Problem to solve
Write each entry out again exactly, with nothing omitted.

=== Begin Enclosure ===

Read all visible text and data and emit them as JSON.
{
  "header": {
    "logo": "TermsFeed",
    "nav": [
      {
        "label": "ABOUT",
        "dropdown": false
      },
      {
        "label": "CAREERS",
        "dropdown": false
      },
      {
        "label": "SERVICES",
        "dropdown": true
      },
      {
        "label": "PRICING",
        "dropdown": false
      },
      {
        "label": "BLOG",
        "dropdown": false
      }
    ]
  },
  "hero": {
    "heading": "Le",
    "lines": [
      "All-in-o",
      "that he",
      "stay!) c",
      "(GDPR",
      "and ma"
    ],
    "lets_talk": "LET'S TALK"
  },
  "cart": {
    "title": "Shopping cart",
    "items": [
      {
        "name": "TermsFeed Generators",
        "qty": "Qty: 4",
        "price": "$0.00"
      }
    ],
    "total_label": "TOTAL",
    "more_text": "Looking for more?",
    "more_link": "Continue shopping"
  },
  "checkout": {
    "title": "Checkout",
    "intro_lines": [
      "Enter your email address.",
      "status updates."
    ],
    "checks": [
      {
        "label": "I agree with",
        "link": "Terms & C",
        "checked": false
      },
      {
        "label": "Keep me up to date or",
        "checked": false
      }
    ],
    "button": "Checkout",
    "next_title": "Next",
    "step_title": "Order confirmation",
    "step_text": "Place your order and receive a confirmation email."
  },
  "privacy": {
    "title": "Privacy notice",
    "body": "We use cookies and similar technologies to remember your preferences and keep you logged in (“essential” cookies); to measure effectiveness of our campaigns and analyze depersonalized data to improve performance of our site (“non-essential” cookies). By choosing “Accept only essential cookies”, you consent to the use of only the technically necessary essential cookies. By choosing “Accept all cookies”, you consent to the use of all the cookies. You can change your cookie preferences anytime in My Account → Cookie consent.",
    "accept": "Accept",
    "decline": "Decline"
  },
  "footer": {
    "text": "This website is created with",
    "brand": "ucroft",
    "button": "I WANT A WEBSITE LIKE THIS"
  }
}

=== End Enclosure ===

Response to this task
Read all visible text and data and emit them as JSON.
{
  "header": {
    "logo": "TermsFeed",
    "nav": [
      {
        "label": "ABOUT",
        "dropdown": false
      },
      {
        "label": "CAREERS",
        "dropdown": false
      },
      {
        "label": "SERVICES",
        "dropdown": true
      },
      {
        "label": "PRICING",
        "dropdown": false
      },
      {
        "label": "BLOG",
        "dropdown": false
      }
    ]
  },
  "hero": {
    "heading": "Le",
    "lines": [
      "All-in-o",
      "that he",
      "stay!) c",
      "(GDPR",
      "and ma"
    ],
    "lets_talk": "LET'S TALK"
  },
  "cart": {
    "title": "Shopping cart",
    "items": [
      {
        "name": "TermsFeed Generators",
        "qty": "Qty: 4",
        "price": "$0.00"
      }
    ],
    "total_label": "TOTAL",
    "more_text": "Looking for more?",
    "more_link": "Continue shopping"
  },
  "checkout": {
    "title": "Checkout",
    "intro_lines": [
      "Enter your email address.",
      "status updates."
    ],
    "checks": [
      {
        "label": "I agree with",
        "link": "Terms & C",
        "checked": false
      },
      {
        "label": "Keep me up to date or",
        "checked": false
      }
    ],
    "button": "Checkout",
    "next_title": "Next",
    "step_title": "Order confirmation",
    "step_text": "Place your order and receive a confirmation email."
  },
  "privacy": {
    "title": "Privacy notice",
    "body": "We use cookies and similar technologies to remember your preferences and keep you logged in (“essential” cookies); to measure effectiveness of our campaigns and analyze depersonalized data to improve performance of our site (“non-essential” cookies). By choosing “Accept only essential cookies”, you consent to the use of only the technically necessary essential cookies. By choosing “Accept all cookies”, you consent to the use of all the cookies. You can change your cookie preferences anytime in My Account → Cookie consent.",
    "accept": "Accept",
    "decline": "Decline"
  },
  "footer": {
    "text": "This website is created with",
    "brand": "ucroft",
    "button": "I WANT A WEBSITE LIKE THIS"
  }
}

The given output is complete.